If you’re thinking it was easy for a great apostle to learn to be content, remember he was profiting financially above many in his day (Gal.1:13,14) but walked away from it. If he could learn contentment, you can. We’re entering into the biggest merchandising season of the year, but the merchandise of wisdom is better than that of silver (Pr.3: 15). The sales of “durable goods” goes up and down, but “durable riches and righteousness” is something of “sub-stance” (Pr.8:12-21). Silver and gold are good sources of gain, but if you want to talk about “great gain” (6:6) you have to stop talking money and start talking godliness.
It’s still true that you can’t take it with you (6:7 cf. Ps.49:16,17). This is “a sore evil” to the unsaved (Eccl.5:15,16), for it means they have “labored for the wind.” You feel the wind a few seconds and it is gone. That’s what life is compared to eternity. So you have to ask yourself, when you die, will you be leaving your treasures or going to them (Mt. 6:20). Of course, if you had riches and lost them, bless the Lord like Job (Job 1:20,21).
You should be content with food and clothing (6:8) because they aren’t guaranteed in the dispensation of grace.
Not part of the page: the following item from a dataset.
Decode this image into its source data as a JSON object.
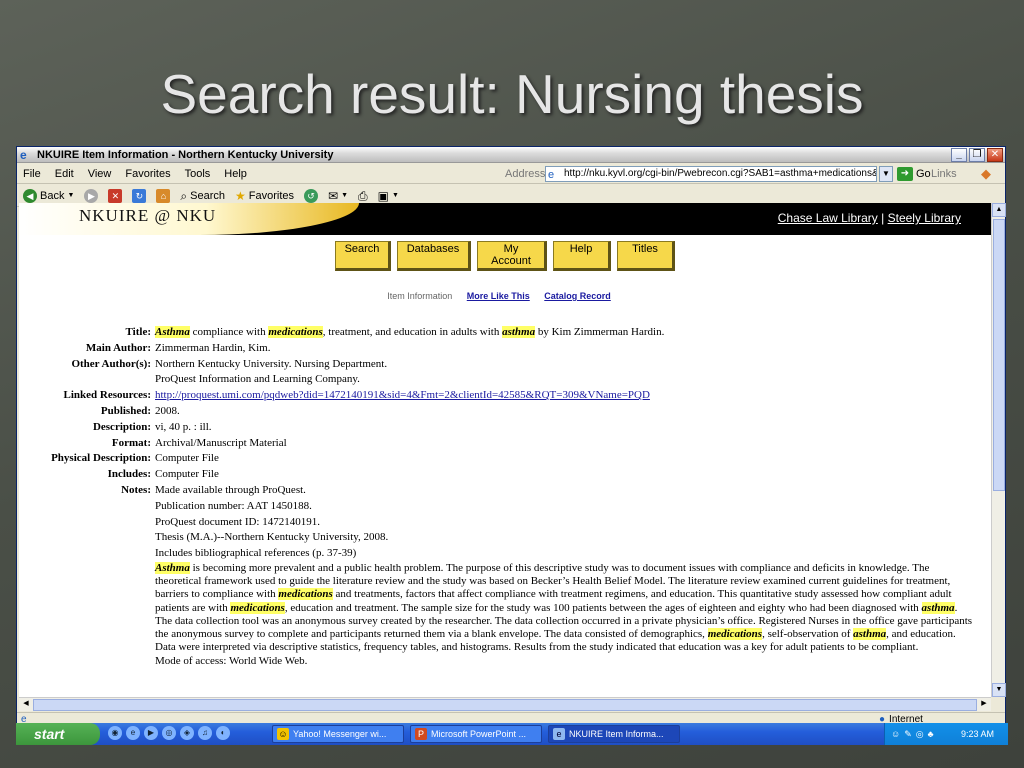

Jacob could bank on it after he pitched a deal with God (Gen.28: 20,21) and God honored it (48:15), but He won’t honor it today. After what God did for you at Calvary, you it be easy to be content with no more than food and clothing. By the way, God made the same agreement with Israel (Deut.8:3,4), but your clothes wear out and you have to buy food, so you should be content if you have them. Also by the way, housing isn’t part of contentment. Abraham lived in tents (Heb.11:8) and some lived in caves (Heb.11:38).
There’s nothing wrong with being rich, but those who “desire” to be rich fall into temptation (6:9), the temptation to steal (Pr.28:20). And they fall into “a snare,” something that looks like it will be for your “welfare” (Ps.69:22), but ends up being against your welfare. Like riches. This desire can “drown” men (6:9). People say, “But I only want to be a little rich,” but you can drown in a bathtub as well as in an ocean. Judas drowned in 30 pieces of silver.
The Bible doesn’t say that money is the root of all evil, as the world criticizes it for saying, it says the love of money is the root of all evil (6:10). The world then says the love of money isn’t the root of rape, etc., but when Lucifer wanted to be like the most High (Is.14:14) it meant he wanted to possess heaven and earth (Gen.14:19,22) and all therein (Deut.10:14) including all the money, lands and possessions. And his love of money was the root of all evil.
And it still is. Paul says some coveted after it in the minis-try and “erred from the faith.” Men who corrupt God’s Word for gain, as Satan did in Eden to gain the world, teach all kinds of evil things that lead to all kinds of evil.
The unseen rulers who pierced the Lord thought they were gaining the world, but “pierced themselves through with many sorrows” instead (6:10), as do all false teachers since.